• Brief
The answer must consist of each line below that contains the word "اليوم", copied in full.
(Beginning of Material shown)
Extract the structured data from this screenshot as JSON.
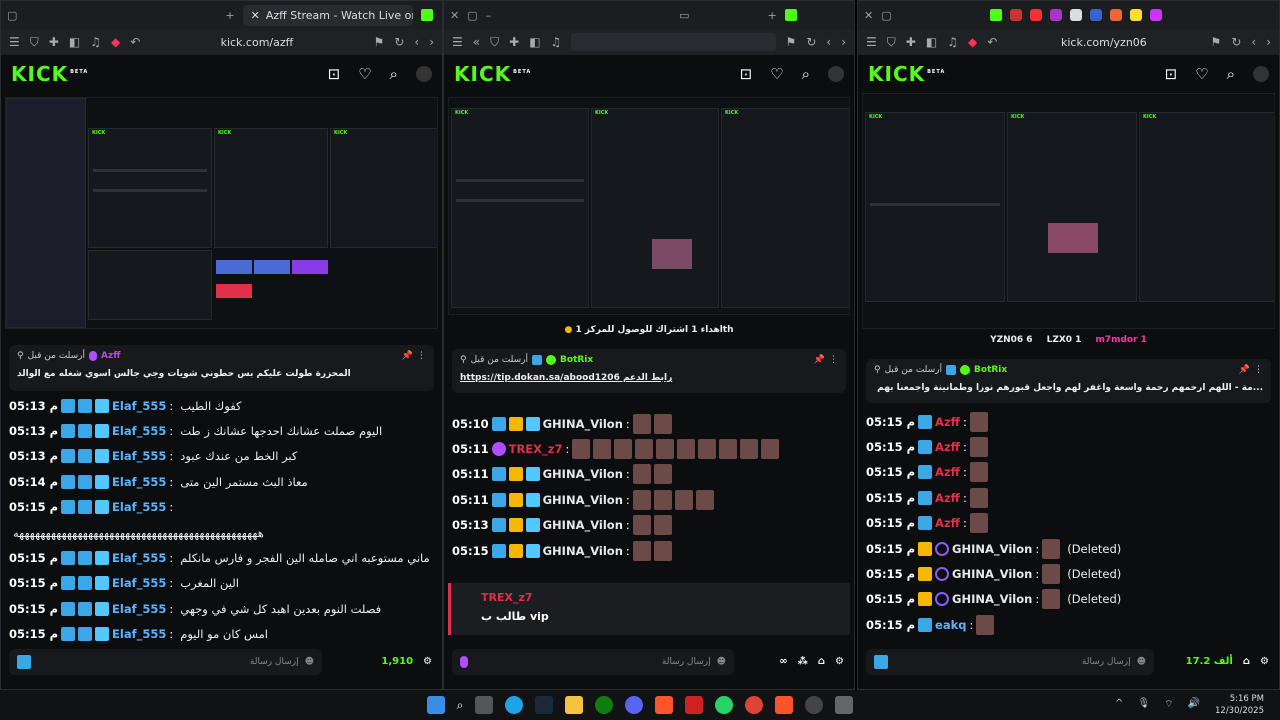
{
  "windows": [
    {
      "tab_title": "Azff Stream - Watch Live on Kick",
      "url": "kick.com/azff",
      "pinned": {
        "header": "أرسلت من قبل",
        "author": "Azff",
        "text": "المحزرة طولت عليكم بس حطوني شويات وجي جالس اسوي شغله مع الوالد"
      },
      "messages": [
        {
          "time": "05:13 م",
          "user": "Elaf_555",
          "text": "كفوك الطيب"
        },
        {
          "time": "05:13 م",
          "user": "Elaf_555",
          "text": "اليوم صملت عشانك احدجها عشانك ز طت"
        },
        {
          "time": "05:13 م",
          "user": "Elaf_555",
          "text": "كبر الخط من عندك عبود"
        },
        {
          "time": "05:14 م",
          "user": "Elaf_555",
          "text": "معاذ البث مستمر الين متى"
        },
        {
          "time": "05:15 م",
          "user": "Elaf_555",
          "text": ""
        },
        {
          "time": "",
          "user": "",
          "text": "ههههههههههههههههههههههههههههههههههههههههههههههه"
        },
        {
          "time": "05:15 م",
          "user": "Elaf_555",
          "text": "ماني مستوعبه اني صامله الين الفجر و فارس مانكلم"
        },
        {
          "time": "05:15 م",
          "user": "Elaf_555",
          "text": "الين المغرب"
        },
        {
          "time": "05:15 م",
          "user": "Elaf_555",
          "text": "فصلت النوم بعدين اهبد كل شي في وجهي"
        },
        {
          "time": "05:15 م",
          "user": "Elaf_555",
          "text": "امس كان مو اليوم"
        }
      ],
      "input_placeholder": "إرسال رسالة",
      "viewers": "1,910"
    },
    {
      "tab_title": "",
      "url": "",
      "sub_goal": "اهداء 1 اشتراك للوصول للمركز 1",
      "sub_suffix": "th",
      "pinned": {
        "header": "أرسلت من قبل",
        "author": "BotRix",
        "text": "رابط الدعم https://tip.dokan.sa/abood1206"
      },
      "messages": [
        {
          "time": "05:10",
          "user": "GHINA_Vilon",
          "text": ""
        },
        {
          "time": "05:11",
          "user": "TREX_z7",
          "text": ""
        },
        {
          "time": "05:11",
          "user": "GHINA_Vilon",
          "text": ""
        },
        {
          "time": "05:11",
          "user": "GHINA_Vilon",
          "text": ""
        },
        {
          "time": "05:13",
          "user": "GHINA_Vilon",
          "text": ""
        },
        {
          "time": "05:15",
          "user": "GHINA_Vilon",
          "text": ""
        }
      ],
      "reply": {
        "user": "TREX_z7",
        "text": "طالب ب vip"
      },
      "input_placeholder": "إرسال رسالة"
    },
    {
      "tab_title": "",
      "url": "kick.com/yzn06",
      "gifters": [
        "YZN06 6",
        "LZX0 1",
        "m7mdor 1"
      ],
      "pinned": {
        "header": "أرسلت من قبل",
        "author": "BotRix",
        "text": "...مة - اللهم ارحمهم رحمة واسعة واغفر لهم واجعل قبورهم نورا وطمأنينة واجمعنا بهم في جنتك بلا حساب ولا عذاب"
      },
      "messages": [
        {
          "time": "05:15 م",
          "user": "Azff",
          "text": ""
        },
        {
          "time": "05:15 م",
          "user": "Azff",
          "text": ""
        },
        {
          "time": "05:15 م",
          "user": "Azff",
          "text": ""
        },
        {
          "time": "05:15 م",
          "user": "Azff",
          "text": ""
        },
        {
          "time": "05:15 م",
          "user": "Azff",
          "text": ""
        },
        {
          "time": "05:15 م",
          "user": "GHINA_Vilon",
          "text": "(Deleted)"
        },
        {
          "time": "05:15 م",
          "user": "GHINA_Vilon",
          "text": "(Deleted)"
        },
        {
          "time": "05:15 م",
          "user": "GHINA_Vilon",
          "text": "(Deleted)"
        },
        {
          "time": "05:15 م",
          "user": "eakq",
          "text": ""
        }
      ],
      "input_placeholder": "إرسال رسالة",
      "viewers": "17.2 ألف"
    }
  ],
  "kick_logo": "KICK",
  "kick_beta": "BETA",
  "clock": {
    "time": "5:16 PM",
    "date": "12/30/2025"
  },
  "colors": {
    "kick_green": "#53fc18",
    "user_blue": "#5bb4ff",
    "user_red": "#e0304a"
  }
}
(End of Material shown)
• Reply
          "text": "اليوم صملت عشانك احدجها عشانك ز طت"
          "text": "امس كان مو اليوم"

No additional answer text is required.